Essay collections have been important to the thriving of evangelical egalitarianism over the last few decades. A key example is Women, Authority, and the Bible (IVP, 1986), edited by Alvera Mickelsen, the first board chair of CBE International. This volume assembled the voices of more than twenty evangelical scholars and was instrumental in articulating the theological and biblical case for egalitarianism.

The Headship of Men and the Abuse of Women: Are They Related in Any Way?

Submitted by Margaret on Wed, 05/05/2021 - 10:58

The saying goes that ideas have consequences and bad ideas have victims. Kevin Giles, a retired Australian Anglican minister of over forty years and long-time champion of the egalitarian movement, believes this is certainly true of male-headship teachings. Answering his title question in the affirmative, Giles forcefully argues that “headship teaching can encourage and legitimate domestic abuse and it must be abandoned if domestic abuse is to be effectively countered in our churches” (2).

Women in the Pulpit

Submitted by Margaret on Wed, 05/05/2021 - 09:20
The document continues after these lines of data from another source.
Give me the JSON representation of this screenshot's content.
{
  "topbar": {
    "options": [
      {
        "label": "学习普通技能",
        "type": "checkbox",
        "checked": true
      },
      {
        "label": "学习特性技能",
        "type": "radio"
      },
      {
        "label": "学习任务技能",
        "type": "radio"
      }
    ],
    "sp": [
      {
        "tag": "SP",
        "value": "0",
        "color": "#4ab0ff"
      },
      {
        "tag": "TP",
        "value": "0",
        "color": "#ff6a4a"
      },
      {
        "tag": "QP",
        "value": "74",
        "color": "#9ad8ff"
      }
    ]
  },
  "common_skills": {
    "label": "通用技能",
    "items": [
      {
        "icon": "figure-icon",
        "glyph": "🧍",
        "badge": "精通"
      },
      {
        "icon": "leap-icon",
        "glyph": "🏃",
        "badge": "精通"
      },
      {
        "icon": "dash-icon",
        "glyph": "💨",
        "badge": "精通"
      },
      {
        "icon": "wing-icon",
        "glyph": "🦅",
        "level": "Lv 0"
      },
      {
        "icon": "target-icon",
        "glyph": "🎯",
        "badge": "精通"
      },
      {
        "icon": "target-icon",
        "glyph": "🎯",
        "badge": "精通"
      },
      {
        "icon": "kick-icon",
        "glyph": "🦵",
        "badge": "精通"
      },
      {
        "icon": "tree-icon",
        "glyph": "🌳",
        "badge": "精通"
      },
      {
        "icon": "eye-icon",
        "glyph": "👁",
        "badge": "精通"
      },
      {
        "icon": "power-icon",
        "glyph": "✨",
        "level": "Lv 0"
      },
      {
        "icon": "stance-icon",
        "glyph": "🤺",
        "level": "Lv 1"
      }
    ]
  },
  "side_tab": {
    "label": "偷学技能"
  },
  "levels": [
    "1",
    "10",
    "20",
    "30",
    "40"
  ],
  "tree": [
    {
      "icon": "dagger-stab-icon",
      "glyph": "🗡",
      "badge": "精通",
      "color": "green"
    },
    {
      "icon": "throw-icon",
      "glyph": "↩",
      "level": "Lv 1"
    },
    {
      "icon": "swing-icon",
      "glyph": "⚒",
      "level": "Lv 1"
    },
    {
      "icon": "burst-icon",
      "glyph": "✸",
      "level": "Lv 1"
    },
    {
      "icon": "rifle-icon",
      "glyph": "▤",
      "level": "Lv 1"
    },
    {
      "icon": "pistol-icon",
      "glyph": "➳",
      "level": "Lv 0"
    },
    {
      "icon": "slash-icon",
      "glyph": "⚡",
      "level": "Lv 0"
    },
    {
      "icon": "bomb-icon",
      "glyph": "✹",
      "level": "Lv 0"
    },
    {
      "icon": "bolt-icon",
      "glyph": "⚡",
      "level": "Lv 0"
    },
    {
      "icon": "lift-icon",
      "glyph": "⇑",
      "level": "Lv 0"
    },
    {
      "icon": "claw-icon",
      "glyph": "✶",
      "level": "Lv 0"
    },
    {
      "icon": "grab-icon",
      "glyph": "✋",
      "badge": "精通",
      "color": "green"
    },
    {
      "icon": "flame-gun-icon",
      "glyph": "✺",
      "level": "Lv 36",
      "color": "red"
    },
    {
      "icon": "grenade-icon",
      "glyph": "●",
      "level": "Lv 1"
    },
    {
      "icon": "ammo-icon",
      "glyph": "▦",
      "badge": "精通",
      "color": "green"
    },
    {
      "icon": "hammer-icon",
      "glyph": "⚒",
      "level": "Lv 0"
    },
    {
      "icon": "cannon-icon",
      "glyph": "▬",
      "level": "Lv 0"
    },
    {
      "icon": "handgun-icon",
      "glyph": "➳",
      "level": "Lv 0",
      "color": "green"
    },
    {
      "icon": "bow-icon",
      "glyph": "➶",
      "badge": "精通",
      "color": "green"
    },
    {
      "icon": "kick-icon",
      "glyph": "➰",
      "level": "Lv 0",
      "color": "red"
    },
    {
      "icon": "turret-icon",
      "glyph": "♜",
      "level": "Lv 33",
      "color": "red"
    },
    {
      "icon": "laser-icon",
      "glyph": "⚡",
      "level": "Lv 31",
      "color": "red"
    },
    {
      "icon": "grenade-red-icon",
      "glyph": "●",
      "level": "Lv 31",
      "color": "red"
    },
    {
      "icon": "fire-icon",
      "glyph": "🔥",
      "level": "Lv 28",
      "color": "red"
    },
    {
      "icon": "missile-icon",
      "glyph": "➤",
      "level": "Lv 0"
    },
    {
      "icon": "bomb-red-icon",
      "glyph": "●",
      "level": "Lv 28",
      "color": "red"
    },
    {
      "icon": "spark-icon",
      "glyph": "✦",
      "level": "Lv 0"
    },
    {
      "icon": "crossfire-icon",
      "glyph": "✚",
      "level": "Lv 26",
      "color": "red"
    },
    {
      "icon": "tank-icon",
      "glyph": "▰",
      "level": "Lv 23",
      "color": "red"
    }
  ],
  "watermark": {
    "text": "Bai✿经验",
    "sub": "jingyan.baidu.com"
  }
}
President of the Women's Christian Temperance Union (WCTU), Frances Elizabeth Willard (1839- 98) was one of the most influential women in the U.S. of her time. The WCTU, deemed one of the largest nineteenth-century women's organizations with 2 million members, had a three-pronged mission of abolition, suffrage, and temperance. Comprising an army of women, the WCTU had an outreach ministry to workers of many trades. Convert of a Methodist revival, Willard was a coworker of D. L. Moody.